-- Data for analysis follows --

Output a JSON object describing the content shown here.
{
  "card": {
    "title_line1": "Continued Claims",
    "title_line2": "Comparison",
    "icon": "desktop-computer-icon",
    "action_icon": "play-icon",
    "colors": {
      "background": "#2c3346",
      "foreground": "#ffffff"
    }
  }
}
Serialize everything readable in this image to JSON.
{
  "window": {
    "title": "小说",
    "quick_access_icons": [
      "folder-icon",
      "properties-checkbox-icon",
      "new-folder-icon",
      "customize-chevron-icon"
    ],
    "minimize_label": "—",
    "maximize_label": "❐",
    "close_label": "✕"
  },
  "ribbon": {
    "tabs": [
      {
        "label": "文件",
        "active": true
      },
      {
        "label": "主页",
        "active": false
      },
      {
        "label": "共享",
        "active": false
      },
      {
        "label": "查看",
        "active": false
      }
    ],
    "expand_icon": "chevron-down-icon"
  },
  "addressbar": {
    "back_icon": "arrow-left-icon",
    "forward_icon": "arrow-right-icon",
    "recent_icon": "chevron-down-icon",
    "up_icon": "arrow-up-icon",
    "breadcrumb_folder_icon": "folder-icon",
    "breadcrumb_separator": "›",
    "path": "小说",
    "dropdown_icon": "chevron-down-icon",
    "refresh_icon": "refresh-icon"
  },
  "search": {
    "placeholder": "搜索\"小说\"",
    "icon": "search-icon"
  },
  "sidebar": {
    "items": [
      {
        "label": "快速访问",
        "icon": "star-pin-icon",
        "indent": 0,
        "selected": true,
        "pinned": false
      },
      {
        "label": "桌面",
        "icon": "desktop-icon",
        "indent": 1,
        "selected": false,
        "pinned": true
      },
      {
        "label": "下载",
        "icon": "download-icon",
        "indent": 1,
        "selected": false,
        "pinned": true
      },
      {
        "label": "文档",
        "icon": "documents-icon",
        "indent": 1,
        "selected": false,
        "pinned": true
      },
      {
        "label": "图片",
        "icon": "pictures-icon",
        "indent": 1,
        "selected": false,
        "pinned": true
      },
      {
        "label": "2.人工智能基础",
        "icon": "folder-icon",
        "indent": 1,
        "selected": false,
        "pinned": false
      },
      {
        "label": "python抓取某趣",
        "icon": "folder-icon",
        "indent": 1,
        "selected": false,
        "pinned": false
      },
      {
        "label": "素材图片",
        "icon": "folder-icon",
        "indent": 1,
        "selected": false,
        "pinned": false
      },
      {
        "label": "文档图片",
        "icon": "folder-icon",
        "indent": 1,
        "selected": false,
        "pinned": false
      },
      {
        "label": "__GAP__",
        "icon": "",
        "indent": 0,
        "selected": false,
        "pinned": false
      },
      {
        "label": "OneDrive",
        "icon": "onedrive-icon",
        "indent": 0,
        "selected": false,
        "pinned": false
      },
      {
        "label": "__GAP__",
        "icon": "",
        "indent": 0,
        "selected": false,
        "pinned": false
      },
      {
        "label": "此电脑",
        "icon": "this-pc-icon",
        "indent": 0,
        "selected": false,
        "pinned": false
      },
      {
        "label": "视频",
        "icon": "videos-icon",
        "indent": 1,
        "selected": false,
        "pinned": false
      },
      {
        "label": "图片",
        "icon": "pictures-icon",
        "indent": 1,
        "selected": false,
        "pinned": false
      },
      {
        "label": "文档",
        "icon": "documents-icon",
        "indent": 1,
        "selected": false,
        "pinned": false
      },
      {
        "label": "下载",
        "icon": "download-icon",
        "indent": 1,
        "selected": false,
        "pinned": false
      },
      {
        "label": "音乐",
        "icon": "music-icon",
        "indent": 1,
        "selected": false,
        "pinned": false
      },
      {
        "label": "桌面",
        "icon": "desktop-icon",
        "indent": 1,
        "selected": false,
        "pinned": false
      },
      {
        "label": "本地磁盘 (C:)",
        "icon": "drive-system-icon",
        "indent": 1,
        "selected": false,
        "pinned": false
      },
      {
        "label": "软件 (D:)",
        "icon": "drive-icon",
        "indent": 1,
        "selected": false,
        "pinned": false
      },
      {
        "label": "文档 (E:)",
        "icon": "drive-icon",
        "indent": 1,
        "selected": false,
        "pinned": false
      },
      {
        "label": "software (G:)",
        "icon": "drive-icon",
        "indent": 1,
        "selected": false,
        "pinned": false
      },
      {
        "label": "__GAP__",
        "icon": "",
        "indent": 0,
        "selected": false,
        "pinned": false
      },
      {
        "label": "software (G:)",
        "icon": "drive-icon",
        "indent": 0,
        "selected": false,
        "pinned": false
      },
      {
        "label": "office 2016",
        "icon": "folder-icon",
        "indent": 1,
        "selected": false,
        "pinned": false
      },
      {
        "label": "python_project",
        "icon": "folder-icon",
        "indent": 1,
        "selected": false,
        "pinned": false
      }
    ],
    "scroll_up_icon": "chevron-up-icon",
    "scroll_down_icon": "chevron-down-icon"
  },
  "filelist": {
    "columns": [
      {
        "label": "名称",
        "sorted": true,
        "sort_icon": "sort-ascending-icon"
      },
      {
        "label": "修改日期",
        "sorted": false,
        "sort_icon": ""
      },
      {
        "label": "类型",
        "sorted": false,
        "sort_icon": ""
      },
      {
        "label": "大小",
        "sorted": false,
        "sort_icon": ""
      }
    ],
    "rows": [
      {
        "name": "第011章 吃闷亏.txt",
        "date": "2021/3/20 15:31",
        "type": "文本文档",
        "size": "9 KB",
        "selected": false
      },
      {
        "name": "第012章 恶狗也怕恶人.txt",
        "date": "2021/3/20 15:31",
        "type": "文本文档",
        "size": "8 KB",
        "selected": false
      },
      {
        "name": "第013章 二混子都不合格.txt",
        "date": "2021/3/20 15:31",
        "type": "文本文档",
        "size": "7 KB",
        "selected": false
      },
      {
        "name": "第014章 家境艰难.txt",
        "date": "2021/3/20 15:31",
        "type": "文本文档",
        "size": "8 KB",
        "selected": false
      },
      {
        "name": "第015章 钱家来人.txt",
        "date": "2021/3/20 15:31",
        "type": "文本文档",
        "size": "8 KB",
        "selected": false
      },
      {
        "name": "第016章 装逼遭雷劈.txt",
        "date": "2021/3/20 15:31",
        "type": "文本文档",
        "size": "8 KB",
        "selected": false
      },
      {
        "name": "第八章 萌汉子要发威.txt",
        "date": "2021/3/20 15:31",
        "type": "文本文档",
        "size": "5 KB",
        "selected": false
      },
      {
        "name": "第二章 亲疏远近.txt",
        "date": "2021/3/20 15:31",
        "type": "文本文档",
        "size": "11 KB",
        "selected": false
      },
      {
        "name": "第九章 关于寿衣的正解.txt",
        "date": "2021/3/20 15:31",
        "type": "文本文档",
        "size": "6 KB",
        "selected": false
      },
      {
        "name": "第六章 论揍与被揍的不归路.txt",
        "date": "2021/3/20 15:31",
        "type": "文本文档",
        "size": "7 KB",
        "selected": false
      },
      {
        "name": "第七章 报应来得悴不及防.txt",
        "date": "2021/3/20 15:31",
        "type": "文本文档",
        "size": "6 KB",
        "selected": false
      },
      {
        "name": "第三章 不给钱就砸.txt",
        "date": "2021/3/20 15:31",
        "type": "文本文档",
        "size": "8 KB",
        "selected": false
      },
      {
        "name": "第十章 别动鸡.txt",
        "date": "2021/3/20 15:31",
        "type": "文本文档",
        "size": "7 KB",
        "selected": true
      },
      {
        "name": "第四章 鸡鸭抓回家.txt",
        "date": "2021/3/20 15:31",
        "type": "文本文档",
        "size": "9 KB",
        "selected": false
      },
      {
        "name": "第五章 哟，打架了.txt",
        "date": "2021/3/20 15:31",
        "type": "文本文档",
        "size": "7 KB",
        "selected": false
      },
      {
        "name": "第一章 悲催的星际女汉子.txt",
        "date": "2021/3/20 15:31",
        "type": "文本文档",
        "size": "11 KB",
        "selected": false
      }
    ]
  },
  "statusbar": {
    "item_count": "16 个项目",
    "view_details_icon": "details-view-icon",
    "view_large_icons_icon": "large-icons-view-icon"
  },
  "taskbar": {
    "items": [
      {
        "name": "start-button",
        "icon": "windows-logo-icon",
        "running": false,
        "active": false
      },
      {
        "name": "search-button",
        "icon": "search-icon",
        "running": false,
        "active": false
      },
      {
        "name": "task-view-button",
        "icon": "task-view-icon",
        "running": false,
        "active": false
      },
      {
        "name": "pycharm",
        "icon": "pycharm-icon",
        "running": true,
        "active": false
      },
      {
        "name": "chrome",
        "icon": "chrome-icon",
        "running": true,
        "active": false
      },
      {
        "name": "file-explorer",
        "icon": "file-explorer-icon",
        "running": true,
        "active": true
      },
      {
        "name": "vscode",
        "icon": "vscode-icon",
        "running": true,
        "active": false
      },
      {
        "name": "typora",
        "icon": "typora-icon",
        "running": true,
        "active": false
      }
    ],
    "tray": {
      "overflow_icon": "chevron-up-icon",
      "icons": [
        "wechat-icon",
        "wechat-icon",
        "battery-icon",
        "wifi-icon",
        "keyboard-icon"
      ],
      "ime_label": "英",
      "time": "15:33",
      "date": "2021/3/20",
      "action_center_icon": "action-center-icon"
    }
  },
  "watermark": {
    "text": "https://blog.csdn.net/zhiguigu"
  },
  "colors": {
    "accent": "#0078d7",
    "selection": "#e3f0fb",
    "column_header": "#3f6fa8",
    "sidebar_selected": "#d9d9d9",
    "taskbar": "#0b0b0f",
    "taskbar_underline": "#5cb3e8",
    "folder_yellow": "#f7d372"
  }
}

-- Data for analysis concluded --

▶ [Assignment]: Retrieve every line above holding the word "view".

▶ [Expected answer]:
    "view_details_icon": "details-view-icon",
    "view_large_icons_icon": "large-icons-view-icon"
        "name": "task-view-button",
        "icon": "task-view-icon",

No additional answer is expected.